[[ Source material, beginning ]]
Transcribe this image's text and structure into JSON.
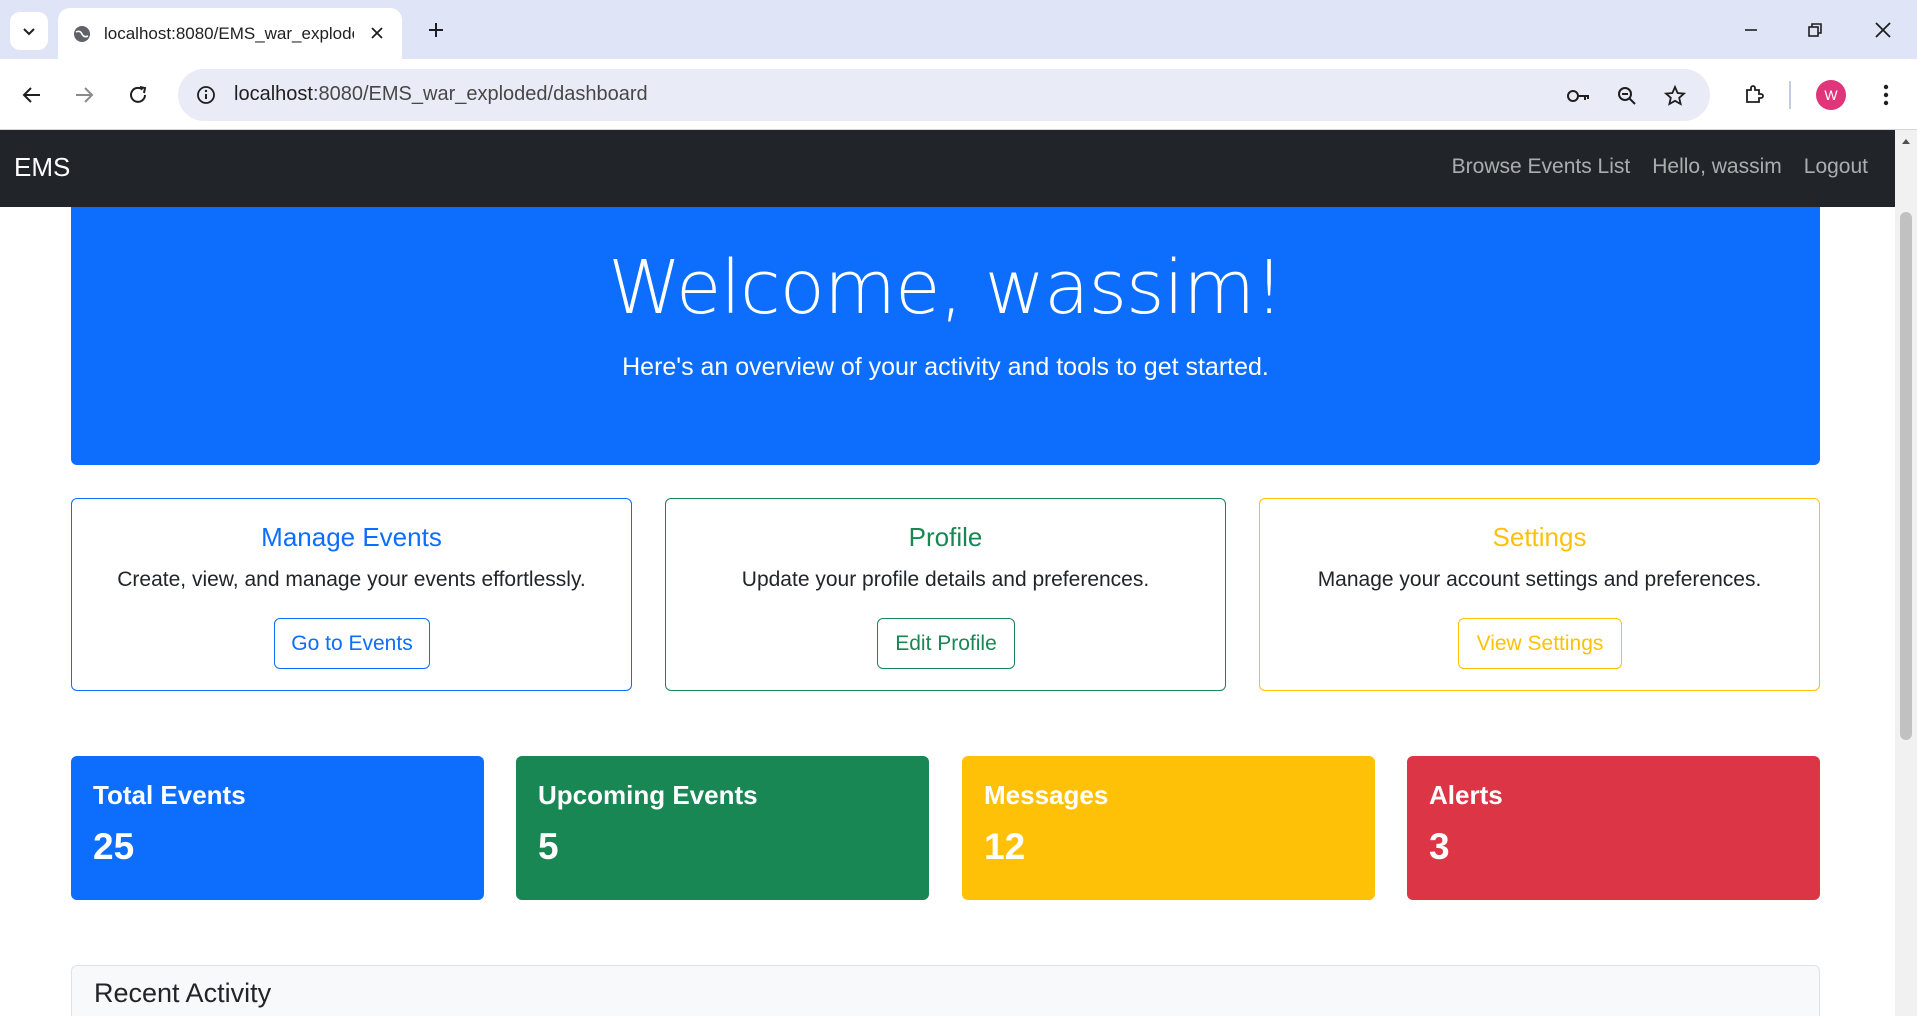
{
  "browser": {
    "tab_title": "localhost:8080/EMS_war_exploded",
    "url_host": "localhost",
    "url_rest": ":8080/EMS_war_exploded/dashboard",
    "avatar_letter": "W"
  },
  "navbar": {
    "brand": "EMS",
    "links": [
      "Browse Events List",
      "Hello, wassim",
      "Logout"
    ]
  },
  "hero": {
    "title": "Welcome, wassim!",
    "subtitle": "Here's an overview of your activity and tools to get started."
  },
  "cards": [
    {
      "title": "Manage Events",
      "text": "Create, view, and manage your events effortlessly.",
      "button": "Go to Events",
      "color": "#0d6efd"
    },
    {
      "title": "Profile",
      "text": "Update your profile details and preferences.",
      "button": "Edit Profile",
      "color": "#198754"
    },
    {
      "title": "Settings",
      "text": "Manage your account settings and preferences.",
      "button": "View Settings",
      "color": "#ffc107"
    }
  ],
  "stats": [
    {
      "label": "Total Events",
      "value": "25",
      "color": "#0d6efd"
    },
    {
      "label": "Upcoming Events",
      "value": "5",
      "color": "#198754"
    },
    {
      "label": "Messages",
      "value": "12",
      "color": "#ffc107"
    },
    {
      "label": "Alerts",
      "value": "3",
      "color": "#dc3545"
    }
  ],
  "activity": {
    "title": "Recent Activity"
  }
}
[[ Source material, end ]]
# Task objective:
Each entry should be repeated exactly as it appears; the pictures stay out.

# Solved problem:
Transcribe this image's text and structure into JSON.
{
  "browser": {
    "tab_title": "localhost:8080/EMS_war_exploded",
    "url_host": "localhost",
    "url_rest": ":8080/EMS_war_exploded/dashboard",
    "avatar_letter": "W"
  },
  "navbar": {
    "brand": "EMS",
    "links": [
      "Browse Events List",
      "Hello, wassim",
      "Logout"
    ]
  },
  "hero": {
    "title": "Welcome, wassim!",
    "subtitle": "Here's an overview of your activity and tools to get started."
  },
  "cards": [
    {
      "title": "Manage Events",
      "text": "Create, view, and manage your events effortlessly.",
      "button": "Go to Events",
      "color": "#0d6efd"
    },
    {
      "title": "Profile",
      "text": "Update your profile details and preferences.",
      "button": "Edit Profile",
      "color": "#198754"
    },
    {
      "title": "Settings",
      "text": "Manage your account settings and preferences.",
      "button": "View Settings",
      "color": "#ffc107"
    }
  ],
  "stats": [
    {
      "label": "Total Events",
      "value": "25",
      "color": "#0d6efd"
    },
    {
      "label": "Upcoming Events",
      "value": "5",
      "color": "#198754"
    },
    {
      "label": "Messages",
      "value": "12",
      "color": "#ffc107"
    },
    {
      "label": "Alerts",
      "value": "3",
      "color": "#dc3545"
    }
  ],
  "activity": {
    "title": "Recent Activity"
  }
}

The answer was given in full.